One task that I had thought to “outsource” through the landscaper was constructing raised beds in my side yard (or as it’s affectionately known, “The Point”). I’ve only had to make about 6 very careful applications of herbicide so far this year to keep the bindweed out. (I use a technique that involves “painting” it on the plant to minimize the amount used and the impact on anything else.) So, The Point is ready for its transformation!

The Point in July 2007Here we see the full lot at the beginning of its change from weed-infested lot into my food-raising area. In the foreground are some cinder blocks and large branch marking out the dimensions of a bed we’ll put in for blueberries. I’d like to have 2-3 blueberry bushes, so it will have to be fairly deep and long. I won’t use cinder blocks because they’d have to be stacked pretty high and would require re-bar reinforcement, so I have something else in mind.

Moving clockwise, a few more stacks of cinder blocks mark out the dimensions of the asparagus bed. Again, I likely won’t use cinder blocks since this will be a pretty deep bed, too.

At the far back is the single bed I constructed this year. Heaps of edging blocks are laying around, awaiting my artful arrangement of them into outlines of future beds. We’ll build the blueberry bed, one for asparagus, and one more for annual veggie rotations this year. The rest will have to wait for future years, but I want to have a plan for where to put them.

My modest raised bed Here’s a close up of the one raised bed I do have in place now. I had waited and waited to discuss raised bed design with the landscaper, and when I finally got the ideas and estimates I was pretty floored by the price. So, one nice Sunday a couple weeks ago I started working in the garden sort of early and decided to just put together a bed with materials I had on hand: cinder blocks, concrete edgers, and compost. I had thought to plant something climbing at the one end (which explains the goofy trellis thing), but it’s so late in the season I couldn’t find any seedlings (like cukes or beans) and I wouldn’t get much if I planted seeds. I did find a very limited variety of pepper and eggplant seedlings, as well as a tomato plant for Mark. (I don’t like raw tomatoes, so I only grow them for Mark.)

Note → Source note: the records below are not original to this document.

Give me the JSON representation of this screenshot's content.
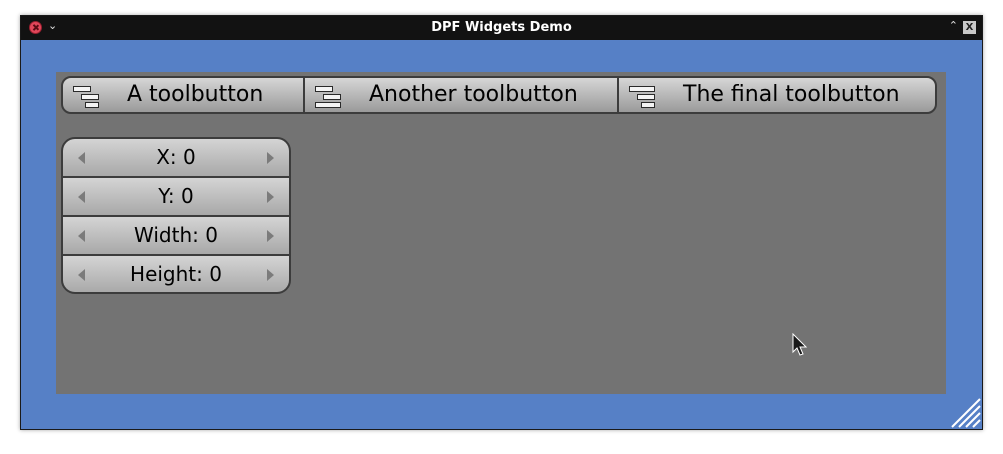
{
  "window": {
    "title": "DPF Widgets Demo"
  },
  "colors": {
    "window_bg": "#5680c6",
    "canvas_bg": "#737373",
    "titlebar_bg": "#121212",
    "close_button": "#e2475b"
  },
  "titlebar_icons": [
    "close-icon",
    "menu-chevron-down-icon",
    "maximize-up-icon",
    "x-logo-icon"
  ],
  "toolbar": {
    "buttons": [
      {
        "label": "A toolbutton",
        "icon": "align-bars-icon"
      },
      {
        "label": "Another toolbutton",
        "icon": "align-bars-icon"
      },
      {
        "label": "The final toolbutton",
        "icon": "align-bars-icon"
      }
    ]
  },
  "spinners": [
    {
      "label": "X: 0"
    },
    {
      "label": "Y: 0"
    },
    {
      "label": "Width: 0"
    },
    {
      "label": "Height: 0"
    }
  ]
}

An interesting note about raised beds: when I decided that I had to do the beds without the landscaper’s help, I Googled “raised beds” to see what sort of products and info I could find. One of the results was from a site called WikiHow. It has step by step instructions on how to build a raised bed, and photos for examples. I thought the photos looked familiar at first glance, and then I realized they were photos of raised beds that we constructed a year or two after moving to this house. Mark would have taken the photos, and I must have posted them somewhere. They’re not on Flickr so I can’t recall where they were uploaded.

I was out with the camera today, so there are more photos to see on my Flickr account in the 2007 Garden set. I took a few photos of the dogs, too. I can’t resist posting just one.

Sadie spinning round and roundSadie loves to do this crazy spinning round and round thing in the grass and on the rug. She looks so goofy doing it, but clearly loves the sensation!